* What you are asked to do
Your task is to print the listing exactly as it stands.

* Records shown
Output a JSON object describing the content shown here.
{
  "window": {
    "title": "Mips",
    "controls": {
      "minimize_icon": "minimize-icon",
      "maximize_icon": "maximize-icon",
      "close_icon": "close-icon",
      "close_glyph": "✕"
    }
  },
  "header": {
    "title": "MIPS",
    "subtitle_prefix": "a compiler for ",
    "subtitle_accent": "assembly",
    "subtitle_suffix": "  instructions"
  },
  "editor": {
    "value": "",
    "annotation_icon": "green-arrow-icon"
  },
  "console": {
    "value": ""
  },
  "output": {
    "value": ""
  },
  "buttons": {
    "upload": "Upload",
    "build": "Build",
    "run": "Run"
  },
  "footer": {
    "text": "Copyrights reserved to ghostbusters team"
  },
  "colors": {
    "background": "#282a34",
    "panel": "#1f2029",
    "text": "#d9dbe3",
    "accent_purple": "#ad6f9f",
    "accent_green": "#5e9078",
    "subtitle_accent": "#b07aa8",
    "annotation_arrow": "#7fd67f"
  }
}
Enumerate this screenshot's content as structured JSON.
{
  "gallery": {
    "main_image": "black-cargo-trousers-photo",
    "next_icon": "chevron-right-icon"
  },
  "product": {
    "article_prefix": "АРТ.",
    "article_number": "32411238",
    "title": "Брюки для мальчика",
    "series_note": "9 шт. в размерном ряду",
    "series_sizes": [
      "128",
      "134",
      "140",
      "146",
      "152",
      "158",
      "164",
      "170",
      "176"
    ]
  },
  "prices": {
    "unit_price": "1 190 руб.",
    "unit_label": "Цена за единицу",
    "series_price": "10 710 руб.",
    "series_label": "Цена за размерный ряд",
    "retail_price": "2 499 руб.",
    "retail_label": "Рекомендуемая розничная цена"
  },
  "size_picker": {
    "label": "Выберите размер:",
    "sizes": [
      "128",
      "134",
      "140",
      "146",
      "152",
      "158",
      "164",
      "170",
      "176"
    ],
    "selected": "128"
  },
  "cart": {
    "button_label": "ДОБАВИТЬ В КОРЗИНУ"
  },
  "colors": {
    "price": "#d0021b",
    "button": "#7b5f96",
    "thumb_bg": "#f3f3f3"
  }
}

* Exercise answer
Output a JSON object describing the content shown here.
{
  "window": {
    "title": "Mips",
    "controls": {
      "minimize_icon": "minimize-icon",
      "maximize_icon": "maximize-icon",
      "close_icon": "close-icon",
      "close_glyph": "✕"
    }
  },
  "header": {
    "title": "MIPS",
    "subtitle_prefix": "a compiler for ",
    "subtitle_accent": "assembly",
    "subtitle_suffix": "  instructions"
  },
  "editor": {
    "value": "",
    "annotation_icon": "green-arrow-icon"
  },
  "console": {
    "value": ""
  },
  "output": {
    "value": ""
  },
  "buttons": {
    "upload": "Upload",
    "build": "Build",
    "run": "Run"
  },
  "footer": {
    "text": "Copyrights reserved to ghostbusters team"
  },
  "colors": {
    "background": "#282a34",
    "panel": "#1f2029",
    "text": "#d9dbe3",
    "accent_purple": "#ad6f9f",
    "accent_green": "#5e9078",
    "subtitle_accent": "#b07aa8",
    "annotation_arrow": "#7fd67f"
  }
}
Enumerate this screenshot's content as structured JSON.
{
  "gallery": {
    "main_image": "black-cargo-trousers-photo",
    "next_icon": "chevron-right-icon"
  },
  "product": {
    "article_prefix": "АРТ.",
    "article_number": "32411238",
    "title": "Брюки для мальчика",
    "series_note": "9 шт. в размерном ряду",
    "series_sizes": [
      "128",
      "134",
      "140",
      "146",
      "152",
      "158",
      "164",
      "170",
      "176"
    ]
  },
  "prices": {
    "unit_price": "1 190 руб.",
    "unit_label": "Цена за единицу",
    "series_price": "10 710 руб.",
    "series_label": "Цена за размерный ряд",
    "retail_price": "2 499 руб.",
    "retail_label": "Рекомендуемая розничная цена"
  },
  "size_picker": {
    "label": "Выберите размер:",
    "sizes": [
      "128",
      "134",
      "140",
      "146",
      "152",
      "158",
      "164",
      "170",
      "176"
    ],
    "selected": "128"
  },
  "cart": {
    "button_label": "ДОБАВИТЬ В КОРЗИНУ"
  },
  "colors": {
    "price": "#d0021b",
    "button": "#7b5f96",
    "thumb_bg": "#f3f3f3"
  }
}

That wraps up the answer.